Thier is plenty of action,drama,strong characters, deciet,some romance. A touch of what life was like back in the 50's what movies,songs that people liked. Really made you be in the 1950s.
I know taking the law into your own hands is wrong but I was rooting for the Black Stiletto. I decided what I said next would be letting too much of the cat out of the bag.
Soon I will be starting to read the third novel of the Black Stiletto that is coming out soon.
I was given this ebook to read in exchange of honest review from Netgalley.
Publisher: Oceanview Publishing (May 30, 2012) 328 pages ISBN-10: 1608090418
Posted June 5, 2012
Suspend believability and you'll enjoy this crime fighter

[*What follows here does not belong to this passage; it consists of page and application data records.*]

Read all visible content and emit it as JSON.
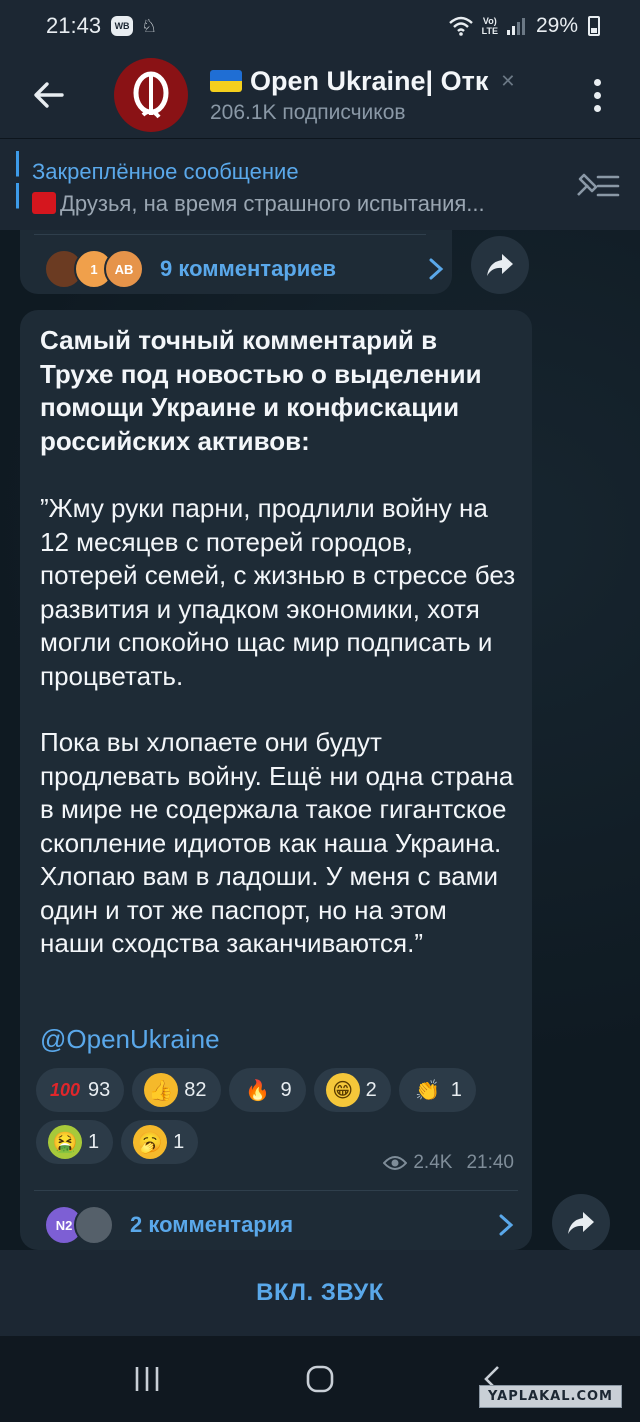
{
  "status_bar": {
    "time": "21:43",
    "badge": "WB",
    "lte_top": "Vo)",
    "lte_bottom": "LTE",
    "battery": "29%"
  },
  "header": {
    "title": "Open Ukraine| Отк",
    "subscribers": "206.1K подписчиков",
    "avatar_letter": "O"
  },
  "pinned": {
    "title": "Закреплённое сообщение",
    "text": "Друзья, на время страшного испытания..."
  },
  "prev_message": {
    "comments_label": "9 комментариев",
    "avatars": [
      "",
      "1",
      "AB"
    ]
  },
  "message": {
    "heading": "Самый точный комментарий в Трухе под новостью о выделении помощи Украине и конфискации российских активов:",
    "paragraph1": "”Жму руки парни, продлили войну на 12 месяцев с потерей городов, потерей семей, с жизнью в стрессе без развития и упадком экономики, хотя могли спокойно щас мир подписать и процветать.",
    "paragraph2": "Пока вы хлопаете они будут продлевать войну. Ещё ни одна страна в мире не содержала такое гигантское скопление идиотов как наша Украина. Хлопаю вам в ладоши. У меня с вами один и тот же паспорт, но на этом наши сходства заканчиваются.”",
    "link": "@OpenUkraine",
    "views": "2.4K",
    "time": "21:40",
    "comments_label": "2 комментария",
    "comment_avatars": [
      "N2",
      ""
    ],
    "reactions": [
      {
        "emoji": "100",
        "count": "93"
      },
      {
        "emoji": "👍",
        "count": "82"
      },
      {
        "emoji": "🔥",
        "count": "9"
      },
      {
        "emoji": "😁",
        "count": "2"
      },
      {
        "emoji": "👏",
        "count": "1"
      },
      {
        "emoji": "🤮",
        "count": "1"
      },
      {
        "emoji": "🥱",
        "count": "1"
      }
    ]
  },
  "bottom": {
    "unmute_label": "ВКЛ. ЗВУК"
  },
  "watermark": "YAPLAKAL.COM",
  "colors": {
    "accent": "#5aa8ea",
    "bubble": "#1e2b36",
    "header": "#1c2733",
    "channel_red": "#8a1215"
  }
}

Judy Cooper is one tough young woman. Disguised as the "Black Stiletto," Judy travels through the boroughs of New York, taking on crime bosses, fighting for women sold into prostitution, and yes, still finding time for romance with an FBI agent. The second novel by author Raymond Benson to feature the Black Stiletto, the story switches between two time periods; 1959 where we follow Judy's crime fighting capers, and "the present," where Judy's son, Martin, is taking care of his now elderly mother, a victim of Alzheimer’s. For those who have not read the first in this series, Judy has been taught to fight by Freddie Barnes, the owner of a local gym. Soichiro Tachikawa, a martial arts teacher, has also instructed Judy in karate and judo. When Judy discovers that Soichiro is being forced to pay $5,000 a month to Carl Purdy, a Harlem drug lord who also has his hands in prostitution and extortion, she promises to help. Judy needs to get money, and get it fast to help Soichiro. Earlier, Hollywood had come calling, looking to feature the Black Stiletto in some films. While at first reluctant, Judy now decides to take the offer to help her instructor. But the studio needs proof that she is in fact the crime fighter, and that's where Jerry Munroe, a man who says he can make a short film of her in action, comes into the story. But there are serious repercussions to trusting Jerry, a man with a shady background. Alas, the above issues are not the only things Judy has to contend with in this story. Adding to the tension, Soichiro's daughter Isuzu winds up in one of Purdy's whorehouses and Judy wants to save her. Also, like many self-proclaimed crime fighters, the Black Stiletto is never given the credit due her for fighting crime. In fact, the newspapers paint her as part of the problem and FBI agent John Richardson has been charged with discovering the Black Stiletto's true identity and bringing the woman to justice. But John is charming, handsome and...can Judy trust him? She's not sure but it looks like she is falling in love. Meanwhile, in present-day Chicago, Judy's son Martin has discovered a copy of the 8mm film that Judy made with Munroe, the shady camera buff. Most of the short film features Judy with her mask on but there is a short clip at the end that shows Judy sans mask. Martin is determined to hide his mother's true identity from the public but when Monroe's son produces a second copy, things get messy. The story is told in the first person, through the eyes of three narrators: Judy, via her diary entries, John Richardson, who makes numerous home dictaphone recordings, and Martin, who is simply telling his story to the reader. While this jumping around between narrators, and time periods, is at first a bit disorienting, it soon starts to comfortably flow together, particularly as the two timelines begin to merge. While Judy's crime fighting capabilities at times stretch believability as she races across rooftops and takes on the big guys and comes out with only minor scrapes and bruises, the story is a lot of fun. Readers who want to see a smart, sassy woman crime fighter will enjoy this second book in the Black Stiletto series. Quill says: If you're willing to suspend a bit of believability, then you'll surely enjoy this novel about one tough young woman who takes on all the bad guys she encounters, while still finding time for a little romance.Was this review helpful? Yes NoThank you for your feedback. Report this reviewThank you, this review has been flagged.